Task brief ▸
For the records below, print every one exactly, with nothing dropped.

Source material ▸
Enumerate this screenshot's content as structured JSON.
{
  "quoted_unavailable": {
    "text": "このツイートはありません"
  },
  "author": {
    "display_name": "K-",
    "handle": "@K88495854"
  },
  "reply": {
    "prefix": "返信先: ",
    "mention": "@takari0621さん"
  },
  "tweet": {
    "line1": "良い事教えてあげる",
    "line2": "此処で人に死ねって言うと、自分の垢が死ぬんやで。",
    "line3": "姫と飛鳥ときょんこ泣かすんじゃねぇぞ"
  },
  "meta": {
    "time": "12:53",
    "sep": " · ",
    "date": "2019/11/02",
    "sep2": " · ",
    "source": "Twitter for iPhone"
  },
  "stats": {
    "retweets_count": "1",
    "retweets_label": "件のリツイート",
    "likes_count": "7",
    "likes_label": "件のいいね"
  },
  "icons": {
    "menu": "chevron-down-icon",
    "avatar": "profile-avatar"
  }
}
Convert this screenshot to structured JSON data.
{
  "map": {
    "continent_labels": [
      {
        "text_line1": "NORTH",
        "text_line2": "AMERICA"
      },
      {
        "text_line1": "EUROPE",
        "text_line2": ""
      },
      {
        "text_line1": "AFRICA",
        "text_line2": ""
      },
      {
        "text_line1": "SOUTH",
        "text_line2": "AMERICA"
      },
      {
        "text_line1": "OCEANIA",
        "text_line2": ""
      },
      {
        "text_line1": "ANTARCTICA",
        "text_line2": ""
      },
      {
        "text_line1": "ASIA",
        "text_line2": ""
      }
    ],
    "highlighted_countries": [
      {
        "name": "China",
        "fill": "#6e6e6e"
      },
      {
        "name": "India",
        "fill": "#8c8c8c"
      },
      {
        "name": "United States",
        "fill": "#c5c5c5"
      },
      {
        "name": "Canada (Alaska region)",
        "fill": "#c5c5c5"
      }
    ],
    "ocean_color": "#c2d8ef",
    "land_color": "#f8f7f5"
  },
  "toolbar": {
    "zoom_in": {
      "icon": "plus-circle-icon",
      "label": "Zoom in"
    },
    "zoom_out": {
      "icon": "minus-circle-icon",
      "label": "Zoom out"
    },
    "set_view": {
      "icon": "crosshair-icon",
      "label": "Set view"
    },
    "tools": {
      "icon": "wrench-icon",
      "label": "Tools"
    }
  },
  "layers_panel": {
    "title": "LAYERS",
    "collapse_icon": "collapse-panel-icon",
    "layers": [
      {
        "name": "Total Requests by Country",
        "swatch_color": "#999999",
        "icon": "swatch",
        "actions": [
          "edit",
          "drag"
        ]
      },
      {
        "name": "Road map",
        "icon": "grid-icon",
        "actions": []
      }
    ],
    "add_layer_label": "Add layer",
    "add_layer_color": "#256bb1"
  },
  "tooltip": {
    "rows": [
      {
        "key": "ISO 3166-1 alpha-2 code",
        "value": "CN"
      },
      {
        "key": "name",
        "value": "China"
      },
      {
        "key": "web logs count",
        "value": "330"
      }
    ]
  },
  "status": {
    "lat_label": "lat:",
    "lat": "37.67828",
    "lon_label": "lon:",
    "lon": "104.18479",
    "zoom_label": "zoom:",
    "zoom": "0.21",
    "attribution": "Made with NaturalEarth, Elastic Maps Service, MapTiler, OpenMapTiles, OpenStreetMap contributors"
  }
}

Exercise response ▸
Enumerate this screenshot's content as structured JSON.
{
  "quoted_unavailable": {
    "text": "このツイートはありません"
  },
  "author": {
    "display_name": "K-",
    "handle": "@K88495854"
  },
  "reply": {
    "prefix": "返信先: ",
    "mention": "@takari0621さん"
  },
  "tweet": {
    "line1": "良い事教えてあげる",
    "line2": "此処で人に死ねって言うと、自分の垢が死ぬんやで。",
    "line3": "姫と飛鳥ときょんこ泣かすんじゃねぇぞ"
  },
  "meta": {
    "time": "12:53",
    "sep": " · ",
    "date": "2019/11/02",
    "sep2": " · ",
    "source": "Twitter for iPhone"
  },
  "stats": {
    "retweets_count": "1",
    "retweets_label": "件のリツイート",
    "likes_count": "7",
    "likes_label": "件のいいね"
  },
  "icons": {
    "menu": "chevron-down-icon",
    "avatar": "profile-avatar"
  }
}
Convert this screenshot to structured JSON data.
{
  "map": {
    "continent_labels": [
      {
        "text_line1": "NORTH",
        "text_line2": "AMERICA"
      },
      {
        "text_line1": "EUROPE",
        "text_line2": ""
      },
      {
        "text_line1": "AFRICA",
        "text_line2": ""
      },
      {
        "text_line1": "SOUTH",
        "text_line2": "AMERICA"
      },
      {
        "text_line1": "OCEANIA",
        "text_line2": ""
      },
      {
        "text_line1": "ANTARCTICA",
        "text_line2": ""
      },
      {
        "text_line1": "ASIA",
        "text_line2": ""
      }
    ],
    "highlighted_countries": [
      {
        "name": "China",
        "fill": "#6e6e6e"
      },
      {
        "name": "India",
        "fill": "#8c8c8c"
      },
      {
        "name": "United States",
        "fill": "#c5c5c5"
      },
      {
        "name": "Canada (Alaska region)",
        "fill": "#c5c5c5"
      }
    ],
    "ocean_color": "#c2d8ef",
    "land_color": "#f8f7f5"
  },
  "toolbar": {
    "zoom_in": {
      "icon": "plus-circle-icon",
      "label": "Zoom in"
    },
    "zoom_out": {
      "icon": "minus-circle-icon",
      "label": "Zoom out"
    },
    "set_view": {
      "icon": "crosshair-icon",
      "label": "Set view"
    },
    "tools": {
      "icon": "wrench-icon",
      "label": "Tools"
    }
  },
  "layers_panel": {
    "title": "LAYERS",
    "collapse_icon": "collapse-panel-icon",
    "layers": [
      {
        "name": "Total Requests by Country",
        "swatch_color": "#999999",
        "icon": "swatch",
        "actions": [
          "edit",
          "drag"
        ]
      },
      {
        "name": "Road map",
        "icon": "grid-icon",
        "actions": []
      }
    ],
    "add_layer_label": "Add layer",
    "add_layer_color": "#256bb1"
  },
  "tooltip": {
    "rows": [
      {
        "key": "ISO 3166-1 alpha-2 code",
        "value": "CN"
      },
      {
        "key": "name",
        "value": "China"
      },
      {
        "key": "web logs count",
        "value": "330"
      }
    ]
  },
  "status": {
    "lat_label": "lat:",
    "lat": "37.67828",
    "lon_label": "lon:",
    "lon": "104.18479",
    "zoom_label": "zoom:",
    "zoom": "0.21",
    "attribution": "Made with NaturalEarth, Elastic Maps Service, MapTiler, OpenMapTiles, OpenStreetMap contributors"
  }
}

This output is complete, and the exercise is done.